St. Bernard and St. Pius X parishes will merge to create a new elementary school, Wauwatosa Catholic, anticipated to begin classes next fall.
Archbishop Jerome Listecki has approved the school's formation after a six-month planning initiative called Project Embrace, where parents and parish leaders worked together to chart the future of their educational services, said Dean Weyer, director of administrative services for the schools.
He points to the increasing cost of operating two schools that have a total enrollment of 190 students as a driving factor.
"Collaboration is not a new concept," he said. "Our schools have shared teachers in the past and, as of this year, the parishes have a combined athletic program. The congregations also share a director of religious education, in addition to the director of administrative services and (along with Christ King Parish) a high school ministry program."
Wauwatosa Catholic will operate out of St. Bernard, 7474 Harwood Ave., in the Village.

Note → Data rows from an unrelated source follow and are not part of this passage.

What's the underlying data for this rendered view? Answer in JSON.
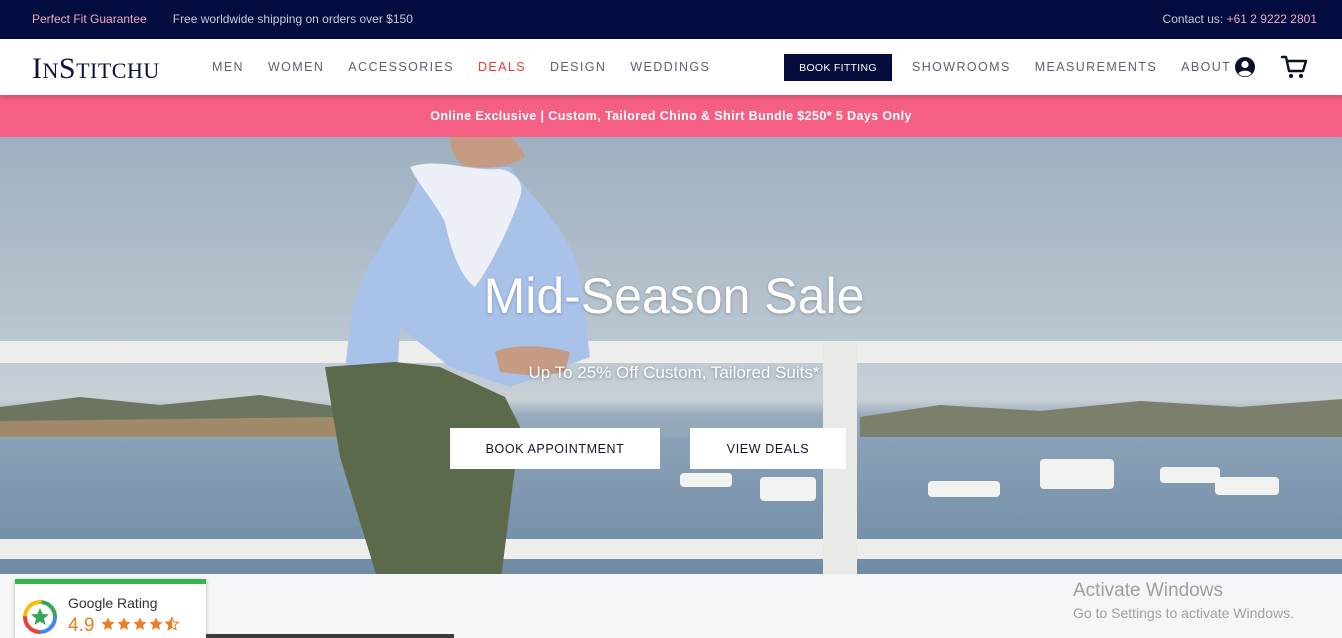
{
  "topbar": {
    "guarantee": "Perfect Fit Guarantee",
    "shipping": "Free worldwide shipping on orders over $150",
    "contact_label": "Contact us:",
    "phone": "+61 2 9222 2801"
  },
  "nav": {
    "logo": {
      "first_big": "I",
      "first_small": "N",
      "second_big": "S",
      "second_small": "TITCHU"
    },
    "menu": [
      "MEN",
      "WOMEN",
      "ACCESSORIES",
      "DEALS",
      "DESIGN",
      "WEDDINGS"
    ],
    "book_fitting": "BOOK FITTING",
    "menu_right": [
      "SHOWROOMS",
      "MEASUREMENTS",
      "ABOUT"
    ],
    "icons": [
      "user-icon",
      "cart-icon"
    ]
  },
  "promo": {
    "text": "Online Exclusive | Custom, Tailored Chino & Shirt Bundle $250* 5 Days Only"
  },
  "hero": {
    "title": "Mid-Season Sale",
    "subtitle": "Up To 25% Off Custom, Tailored Suits*",
    "button_book": "BOOK APPOINTMENT",
    "button_deals": "VIEW DEALS"
  },
  "rating": {
    "label": "Google Rating",
    "score": "4.9",
    "stars": 4.5
  },
  "watermark": {
    "line1": "Activate Windows",
    "line2": "Go to Settings to activate Windows."
  },
  "colors": {
    "navy": "#020c3e",
    "pink": "#f55f83",
    "deals_red": "#e13a3a",
    "rating_green": "#35b44a",
    "rating_orange": "#e87c1e"
  }
}
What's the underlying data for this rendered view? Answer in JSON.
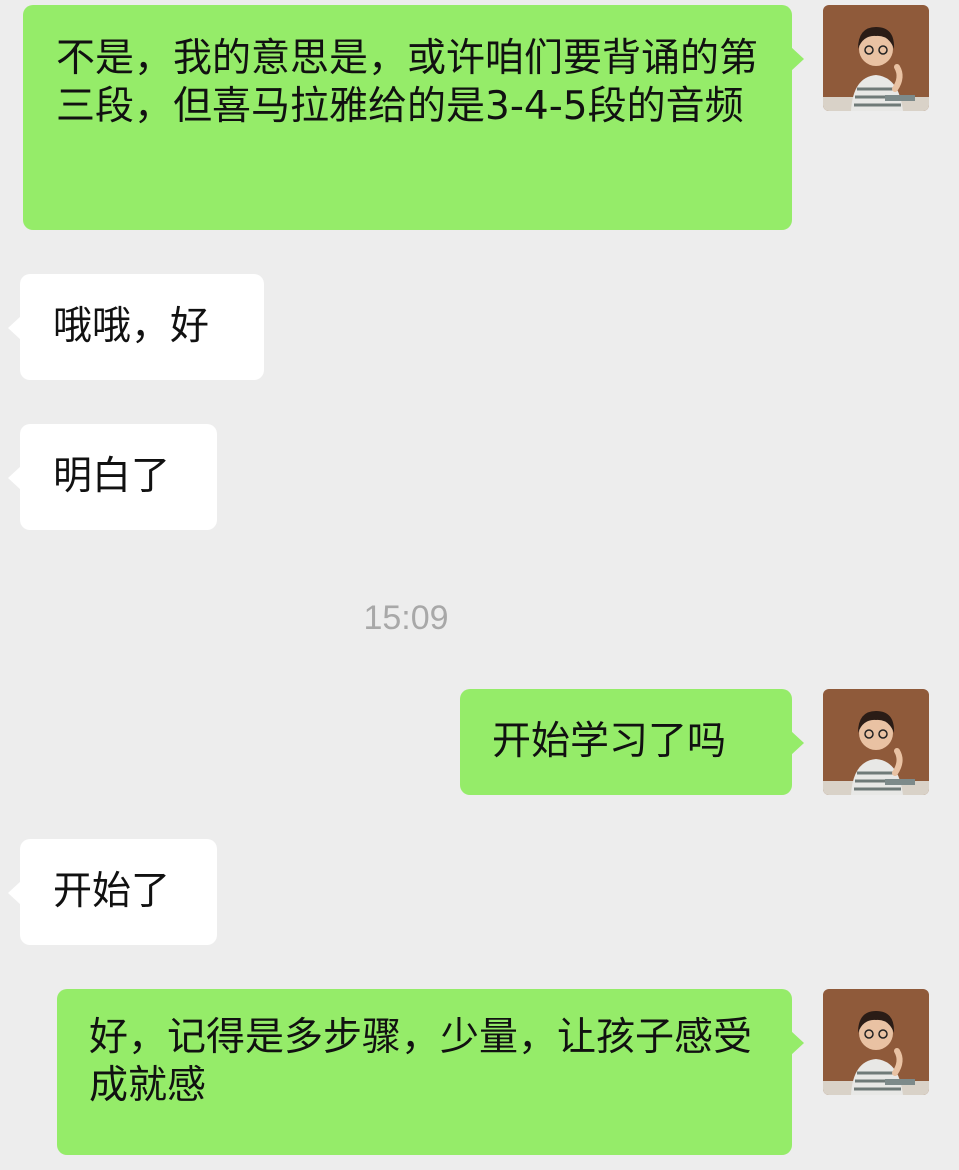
{
  "colors": {
    "background": "#ededed",
    "outgoing_bubble": "#95ec69",
    "incoming_bubble": "#ffffff",
    "timestamp_text": "#a8a8a8"
  },
  "avatar_icon": "user-photo-avatar",
  "messages": [
    {
      "direction": "out",
      "text": "不是，我的意思是，或许咱们要背诵的第三段，但喜马拉雅给的是3-4-5段的音频"
    },
    {
      "direction": "in",
      "text": "哦哦，好"
    },
    {
      "direction": "in",
      "text": "明白了"
    },
    {
      "direction": "out",
      "text": "开始学习了吗"
    },
    {
      "direction": "in",
      "text": "开始了"
    },
    {
      "direction": "out",
      "text": "好，记得是多步骤，少量，让孩子感受成就感"
    }
  ],
  "timestamp": "15:09"
}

The school will provide classes for students in preschool, 4- and 5-year-old kindergarten and grades 1 through 8. Total enrollment for the two existing schools is at 190 students.
St. Pius X facilities will be used for family activities such as the popular evening roller skating sessions and athletics.
Your link to the biggest stories in the suburbs delivered Thursday mornings.
Enter your e-mail address above and click "Sign Up Now!" to begin receiving your e-mail newsletter Get the Newsletter!
- Wauwatosa development for Mayfair Road comes back in modified form
- Wauwatosa's Hoppe Tree Service reuses diseased, dying trees in new Urban Wood Lab
- Wauwatosa Woman's Club tries again for parking expansion
- News and Notes
- Most Wauwatosa schools exceed state expectations on district report card
- 1,001 books before kindergarten is more than just a list
- Biz Buzz: Salon, bakery, and chiropractor opening soon
- Fire Chief pulls support from TosaFest fundraiser after firefighters run ad 'embarrassing' city
- In Our Schools: September 18
- EFW grants inspire enriching classroom curriculum